"""
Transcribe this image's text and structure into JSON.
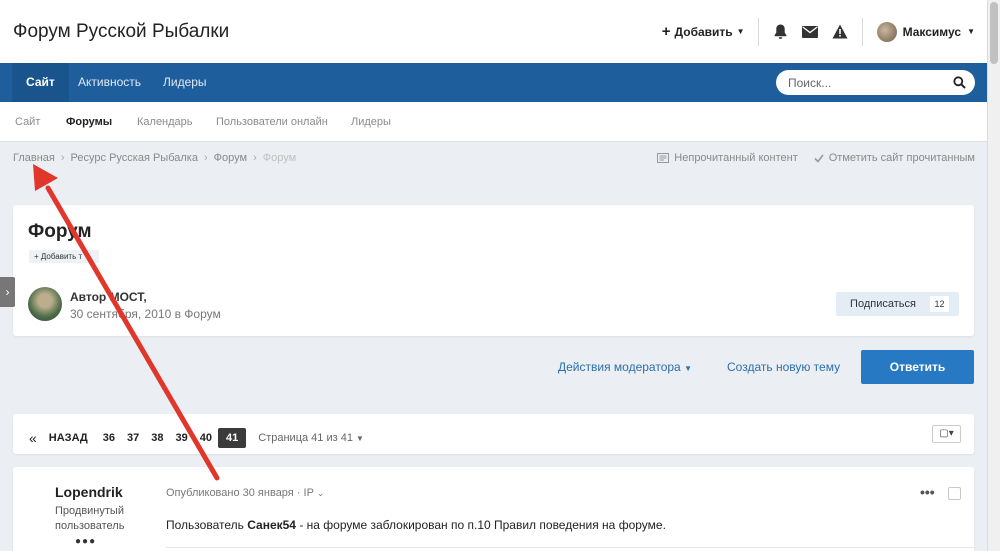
{
  "header": {
    "site_title": "Форум Русской Рыбалки",
    "add_label": "Добавить",
    "user_name": "Максимус"
  },
  "nav": {
    "items": [
      {
        "label": "Сайт",
        "active": true
      },
      {
        "label": "Активность",
        "active": false
      },
      {
        "label": "Лидеры",
        "active": false
      }
    ],
    "search_placeholder": "Поиск..."
  },
  "subnav": {
    "items": [
      {
        "label": "Сайт",
        "active": false
      },
      {
        "label": "Форумы",
        "active": true
      },
      {
        "label": "Календарь",
        "active": false
      },
      {
        "label": "Пользователи онлайн",
        "active": false
      },
      {
        "label": "Лидеры",
        "active": false
      }
    ]
  },
  "breadcrumb": {
    "items": [
      "Главная",
      "Ресурс Русская Рыбалка",
      "Форум",
      "Форум"
    ],
    "unread_label": "Непрочитанный контент",
    "mark_read_label": "Отметить сайт прочитанным"
  },
  "topic": {
    "title": "Форум",
    "tag_button": "Добавить т",
    "author_line": "Автор МОСТ,",
    "date_line": "30 сентября, 2010 в Форум",
    "follow_label": "Подписаться",
    "follow_count": "12"
  },
  "actions": {
    "moderator_label": "Действия модератора",
    "new_topic_label": "Создать новую тему",
    "reply_label": "Ответить"
  },
  "pagination": {
    "first": "«",
    "back": "НАЗАД",
    "pages": [
      "36",
      "37",
      "38",
      "39",
      "40"
    ],
    "current": "41",
    "total_label": "Страница 41 из 41"
  },
  "post": {
    "author": "Lopendrik",
    "role_line1": "Продвинутый",
    "role_line2": "пользователь",
    "meta": "Опубликовано 30 января · IP",
    "body_prefix": "Пользователь ",
    "body_user": "Санек54",
    "body_suffix": " - на форуме заблокирован по п.10 Правил поведения на форуме."
  },
  "colors": {
    "navbar": "#1f5e9c",
    "accent": "#2879c3",
    "annotation_arrow": "#e0362c"
  },
  "icons": [
    "plus-icon",
    "bell-icon",
    "envelope-icon",
    "warning-icon",
    "search-icon",
    "check-icon",
    "unread-icon"
  ]
}
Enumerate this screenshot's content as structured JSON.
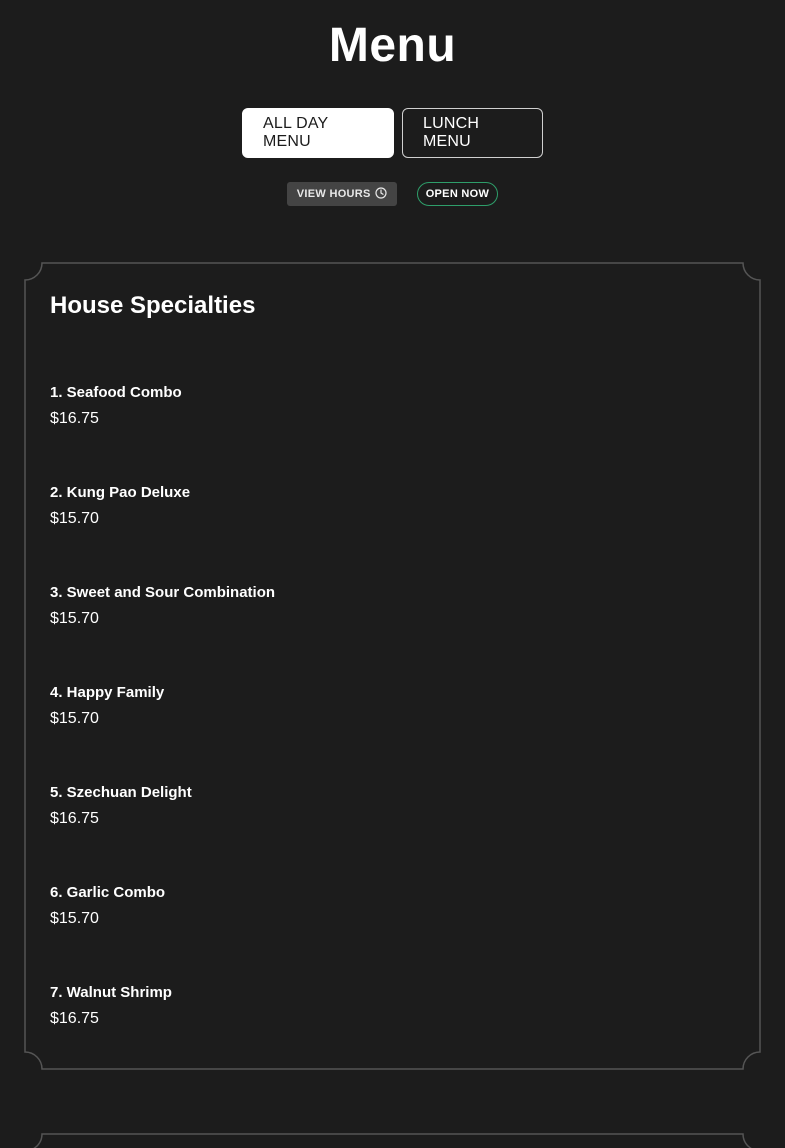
{
  "header": {
    "title": "Menu"
  },
  "tabs": [
    {
      "label": "ALL DAY MENU",
      "active": true
    },
    {
      "label": "LUNCH MENU",
      "active": false
    }
  ],
  "badges": {
    "hours_label": "VIEW HOURS",
    "hours_icon": "clock-icon",
    "status_label": "OPEN NOW"
  },
  "section": {
    "title": "House Specialties",
    "items": [
      {
        "name": "1. Seafood Combo",
        "price": "$16.75"
      },
      {
        "name": "2. Kung Pao Deluxe",
        "price": "$15.70"
      },
      {
        "name": "3. Sweet and Sour Combination",
        "price": "$15.70"
      },
      {
        "name": "4. Happy Family",
        "price": "$15.70"
      },
      {
        "name": "5. Szechuan Delight",
        "price": "$16.75"
      },
      {
        "name": "6. Garlic Combo",
        "price": "$15.70"
      },
      {
        "name": "7. Walnut Shrimp",
        "price": "$16.75"
      }
    ]
  },
  "colors": {
    "background": "#1c1c1c",
    "card_border": "#555555",
    "open_badge_border": "#2e9e6a",
    "hours_badge_bg": "#444444"
  }
}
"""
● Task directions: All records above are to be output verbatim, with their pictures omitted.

● Output of the exercise:
Transcribe this image's text and structure into JSON.
{
  "header": {
    "site_title": "Форум Русской Рыбалки",
    "add_label": "Добавить",
    "user_name": "Максимус"
  },
  "nav": {
    "items": [
      {
        "label": "Сайт",
        "active": true
      },
      {
        "label": "Активность",
        "active": false
      },
      {
        "label": "Лидеры",
        "active": false
      }
    ],
    "search_placeholder": "Поиск..."
  },
  "subnav": {
    "items": [
      {
        "label": "Сайт",
        "active": false
      },
      {
        "label": "Форумы",
        "active": true
      },
      {
        "label": "Календарь",
        "active": false
      },
      {
        "label": "Пользователи онлайн",
        "active": false
      },
      {
        "label": "Лидеры",
        "active": false
      }
    ]
  },
  "breadcrumb": {
    "items": [
      "Главная",
      "Ресурс Русская Рыбалка",
      "Форум",
      "Форум"
    ],
    "unread_label": "Непрочитанный контент",
    "mark_read_label": "Отметить сайт прочитанным"
  },
  "topic": {
    "title": "Форум",
    "tag_button": "Добавить т",
    "author_line": "Автор МОСТ,",
    "date_line": "30 сентября, 2010 в Форум",
    "follow_label": "Подписаться",
    "follow_count": "12"
  },
  "actions": {
    "moderator_label": "Действия модератора",
    "new_topic_label": "Создать новую тему",
    "reply_label": "Ответить"
  },
  "pagination": {
    "first": "«",
    "back": "НАЗАД",
    "pages": [
      "36",
      "37",
      "38",
      "39",
      "40"
    ],
    "current": "41",
    "total_label": "Страница 41 из 41"
  },
  "post": {
    "author": "Lopendrik",
    "role_line1": "Продвинутый",
    "role_line2": "пользователь",
    "meta": "Опубликовано 30 января · IP",
    "body_prefix": "Пользователь ",
    "body_user": "Санек54",
    "body_suffix": " - на форуме заблокирован по п.10 Правил поведения на форуме."
  },
  "colors": {
    "navbar": "#1f5e9c",
    "accent": "#2879c3",
    "annotation_arrow": "#e0362c"
  },
  "icons": [
    "plus-icon",
    "bell-icon",
    "envelope-icon",
    "warning-icon",
    "search-icon",
    "check-icon",
    "unread-icon"
  ]
}
Enumerate this screenshot's content as structured JSON.
{
  "header": {
    "title": "Menu"
  },
  "tabs": [
    {
      "label": "ALL DAY MENU",
      "active": true
    },
    {
      "label": "LUNCH MENU",
      "active": false
    }
  ],
  "badges": {
    "hours_label": "VIEW HOURS",
    "hours_icon": "clock-icon",
    "status_label": "OPEN NOW"
  },
  "section": {
    "title": "House Specialties",
    "items": [
      {
        "name": "1. Seafood Combo",
        "price": "$16.75"
      },
      {
        "name": "2. Kung Pao Deluxe",
        "price": "$15.70"
      },
      {
        "name": "3. Sweet and Sour Combination",
        "price": "$15.70"
      },
      {
        "name": "4. Happy Family",
        "price": "$15.70"
      },
      {
        "name": "5. Szechuan Delight",
        "price": "$16.75"
      },
      {
        "name": "6. Garlic Combo",
        "price": "$15.70"
      },
      {
        "name": "7. Walnut Shrimp",
        "price": "$16.75"
      }
    ]
  },
  "colors": {
    "background": "#1c1c1c",
    "card_border": "#555555",
    "open_badge_border": "#2e9e6a",
    "hours_badge_bg": "#444444"
  }
}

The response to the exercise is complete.